**Data for analysis:**
· · · · ·
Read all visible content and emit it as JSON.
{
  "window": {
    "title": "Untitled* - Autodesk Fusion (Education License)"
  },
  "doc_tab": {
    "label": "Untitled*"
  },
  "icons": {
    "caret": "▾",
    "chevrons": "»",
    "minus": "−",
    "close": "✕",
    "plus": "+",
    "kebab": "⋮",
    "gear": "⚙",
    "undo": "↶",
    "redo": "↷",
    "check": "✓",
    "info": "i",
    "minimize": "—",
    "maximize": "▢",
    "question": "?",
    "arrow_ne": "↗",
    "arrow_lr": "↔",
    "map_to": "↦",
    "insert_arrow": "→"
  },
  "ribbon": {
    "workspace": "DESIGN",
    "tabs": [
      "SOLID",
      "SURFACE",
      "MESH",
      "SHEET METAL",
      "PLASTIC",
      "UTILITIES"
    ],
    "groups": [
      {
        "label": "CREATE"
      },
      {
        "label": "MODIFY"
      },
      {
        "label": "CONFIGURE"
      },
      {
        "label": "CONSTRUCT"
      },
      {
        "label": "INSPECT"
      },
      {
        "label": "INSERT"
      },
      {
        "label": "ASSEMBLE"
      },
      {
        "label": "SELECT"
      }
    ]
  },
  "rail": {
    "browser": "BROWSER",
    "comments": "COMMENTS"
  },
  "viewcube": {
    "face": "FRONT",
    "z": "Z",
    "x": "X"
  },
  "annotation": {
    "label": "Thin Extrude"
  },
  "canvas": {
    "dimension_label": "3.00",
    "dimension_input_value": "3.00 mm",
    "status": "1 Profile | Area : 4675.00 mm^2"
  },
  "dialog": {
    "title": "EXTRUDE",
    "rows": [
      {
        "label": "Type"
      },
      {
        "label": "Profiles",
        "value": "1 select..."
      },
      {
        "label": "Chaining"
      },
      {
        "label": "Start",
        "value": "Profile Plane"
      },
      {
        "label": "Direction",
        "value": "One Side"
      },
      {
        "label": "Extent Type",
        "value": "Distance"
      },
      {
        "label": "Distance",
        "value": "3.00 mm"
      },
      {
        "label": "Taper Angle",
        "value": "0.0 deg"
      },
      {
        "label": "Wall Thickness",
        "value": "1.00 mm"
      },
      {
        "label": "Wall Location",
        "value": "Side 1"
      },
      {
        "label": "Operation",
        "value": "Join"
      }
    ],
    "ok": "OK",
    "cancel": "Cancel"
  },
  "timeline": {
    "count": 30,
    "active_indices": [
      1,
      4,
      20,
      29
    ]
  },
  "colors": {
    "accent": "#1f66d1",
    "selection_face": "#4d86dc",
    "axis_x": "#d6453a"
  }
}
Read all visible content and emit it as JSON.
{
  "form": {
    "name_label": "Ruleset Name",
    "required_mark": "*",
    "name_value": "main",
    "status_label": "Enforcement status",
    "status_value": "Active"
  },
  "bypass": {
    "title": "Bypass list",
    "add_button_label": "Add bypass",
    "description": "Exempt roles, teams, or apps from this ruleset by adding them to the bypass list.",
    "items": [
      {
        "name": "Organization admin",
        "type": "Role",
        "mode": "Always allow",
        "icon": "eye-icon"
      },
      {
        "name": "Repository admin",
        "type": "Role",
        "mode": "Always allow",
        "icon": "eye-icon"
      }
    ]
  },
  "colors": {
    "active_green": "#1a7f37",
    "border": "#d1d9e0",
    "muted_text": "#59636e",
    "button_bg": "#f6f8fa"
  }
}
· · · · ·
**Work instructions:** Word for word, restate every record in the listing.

**Answer for this exercise:**
Read all visible content and emit it as JSON.
{
  "window": {
    "title": "Untitled* - Autodesk Fusion (Education License)"
  },
  "doc_tab": {
    "label": "Untitled*"
  },
  "icons": {
    "caret": "▾",
    "chevrons": "»",
    "minus": "−",
    "close": "✕",
    "plus": "+",
    "kebab": "⋮",
    "gear": "⚙",
    "undo": "↶",
    "redo": "↷",
    "check": "✓",
    "info": "i",
    "minimize": "—",
    "maximize": "▢",
    "question": "?",
    "arrow_ne": "↗",
    "arrow_lr": "↔",
    "map_to": "↦",
    "insert_arrow": "→"
  },
  "ribbon": {
    "workspace": "DESIGN",
    "tabs": [
      "SOLID",
      "SURFACE",
      "MESH",
      "SHEET METAL",
      "PLASTIC",
      "UTILITIES"
    ],
    "groups": [
      {
        "label": "CREATE"
      },
      {
        "label": "MODIFY"
      },
      {
        "label": "CONFIGURE"
      },
      {
        "label": "CONSTRUCT"
      },
      {
        "label": "INSPECT"
      },
      {
        "label": "INSERT"
      },
      {
        "label": "ASSEMBLE"
      },
      {
        "label": "SELECT"
      }
    ]
  },
  "rail": {
    "browser": "BROWSER",
    "comments": "COMMENTS"
  },
  "viewcube": {
    "face": "FRONT",
    "z": "Z",
    "x": "X"
  },
  "annotation": {
    "label": "Thin Extrude"
  },
  "canvas": {
    "dimension_label": "3.00",
    "dimension_input_value": "3.00 mm",
    "status": "1 Profile | Area : 4675.00 mm^2"
  },
  "dialog": {
    "title": "EXTRUDE",
    "rows": [
      {
        "label": "Type"
      },
      {
        "label": "Profiles",
        "value": "1 select..."
      },
      {
        "label": "Chaining"
      },
      {
        "label": "Start",
        "value": "Profile Plane"
      },
      {
        "label": "Direction",
        "value": "One Side"
      },
      {
        "label": "Extent Type",
        "value": "Distance"
      },
      {
        "label": "Distance",
        "value": "3.00 mm"
      },
      {
        "label": "Taper Angle",
        "value": "0.0 deg"
      },
      {
        "label": "Wall Thickness",
        "value": "1.00 mm"
      },
      {
        "label": "Wall Location",
        "value": "Side 1"
      },
      {
        "label": "Operation",
        "value": "Join"
      }
    ],
    "ok": "OK",
    "cancel": "Cancel"
  },
  "timeline": {
    "count": 30,
    "active_indices": [
      1,
      4,
      20,
      29
    ]
  },
  "colors": {
    "accent": "#1f66d1",
    "selection_face": "#4d86dc",
    "axis_x": "#d6453a"
  }
}
Read all visible content and emit it as JSON.
{
  "form": {
    "name_label": "Ruleset Name",
    "required_mark": "*",
    "name_value": "main",
    "status_label": "Enforcement status",
    "status_value": "Active"
  },
  "bypass": {
    "title": "Bypass list",
    "add_button_label": "Add bypass",
    "description": "Exempt roles, teams, or apps from this ruleset by adding them to the bypass list.",
    "items": [
      {
        "name": "Organization admin",
        "type": "Role",
        "mode": "Always allow",
        "icon": "eye-icon"
      },
      {
        "name": "Repository admin",
        "type": "Role",
        "mode": "Always allow",
        "icon": "eye-icon"
      }
    ]
  },
  "colors": {
    "active_green": "#1a7f37",
    "border": "#d1d9e0",
    "muted_text": "#59636e",
    "button_bg": "#f6f8fa"
  }
}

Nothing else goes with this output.